Retelling the old, old stories
The church and Disney World have something in common: they seek to make old stories fresh and real to new generations. I just got back from Disney World with my kids, and although there’s a lot I could say about Disney that isn’t positive (consumerism, colonialism, its desire to overtake my children’s imaginations), I hadn’t anticipated that Disney would set me thinking about how stories get told and passed on.
Disney World conserves, preserves, and continues its well-loved traditions with an awareness of how the world is changing. Disney is highly invested in its stories and the songs and images that go with them, and it takes great care to conserve these stories creatively.
The Magic Kingdom, for example, has some of its original 1971 attractions and doesn’t apologize for their oddities. The Swiss Family tree house is still around even though most children are unfamiliar with the story. The Bible on the staged dining room table of the tree house seems quaint.
But Disney doesn’t only conserve, it also adapts. A ride on Dumbo the flying elephant once had the longest line in the park, but Disney cut wait times in half by creating a copy of the ride and then setting up preschool play areas in the waiting rooms. A buzzer lets you know when it’s your turn for the ride.
Disney doesn’t hesitate to retell the old stories. The newest attractions are based on the 1937 Snow White and a pair of movies from the childhoods of today’s parents: 1989’s Little Mermaid and 1991’s Beauty and the Beast.
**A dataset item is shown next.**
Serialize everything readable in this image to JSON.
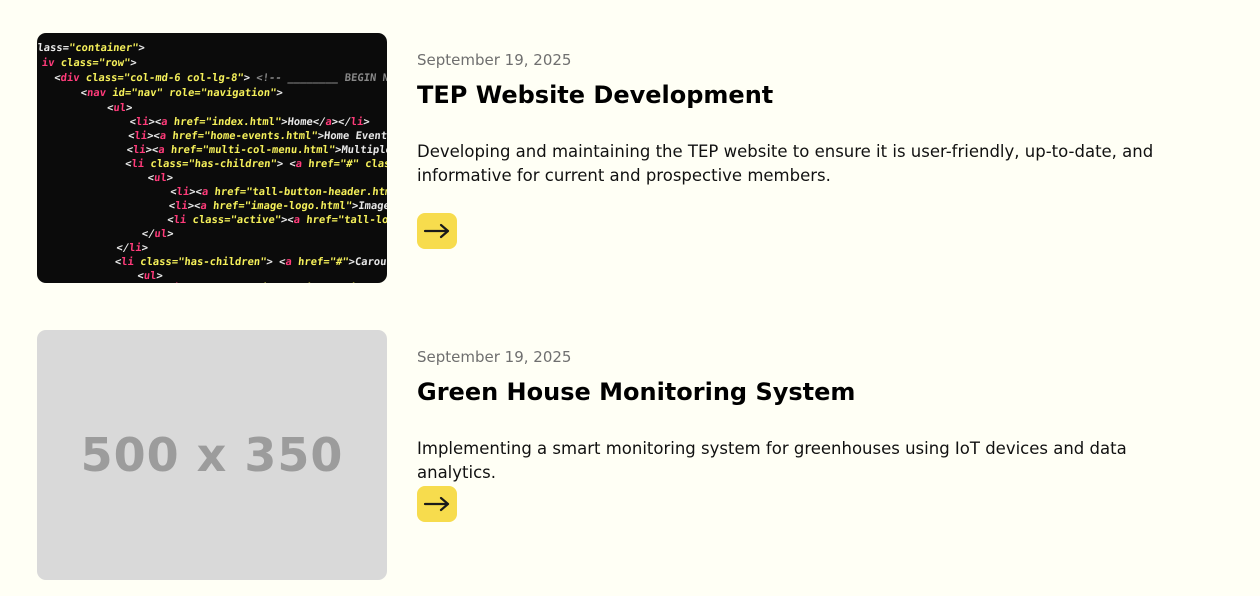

Enchanted Tales with Belle is a well-thought-out mix of old and new media, and of up-to-the-minute technology and low-tech, high-touch intimacy. Guests walk through rooms and encounter a high-tech talking wardrobe and candlestick created with digital software. But they also engage with actual human beings. This mix of media in a time-tested story makes this one of the most charming attractions in the parks.
Disney tells a story multiple times, in ways calibrated to keep your interest. I saw the Little Mermaid singing in Hollywood Studios, on a ride in the Magic Kingdom, at a breakfast in Epcot, and on a parade float and a boat. She was also on the merchandise. People love this mermaid, but Disney parcels her out carefully: enough to make her familiar but not so much that anyone will stop coming to the parks to look for her.
Disney aims at the whole person, body and soul. The physicality of the experience is essential to the Disney “magic.” Feel the drop on the roller coaster. See and touch life-sized characters from the films. Hear the nonstop Disney soundtrack. Smell the sweet scent of faux rum wafting off the drunken robotic pirates. The sensory experiences cement the memories. And Disney makes embodied demands on its guests as well: a hefty price for tickets, long lines, and lots of walking.
What could the church learn from this storytelling enterprise? I was impressed by three aspects of Disney: its willingness to tell a story again and again when the story is worth telling, its realization that human embodiment is central to knowing and remembering, and its confidence that people will submit to steep demands to be part of a story told well.
What if the kingdom of heaven is a bit like the Magic Kingdom, a place where the old, old story takes on new life, can be readapted for new generations while also being faithfully itself, and makes serious claims on human beings—body and soul—that will not let them go?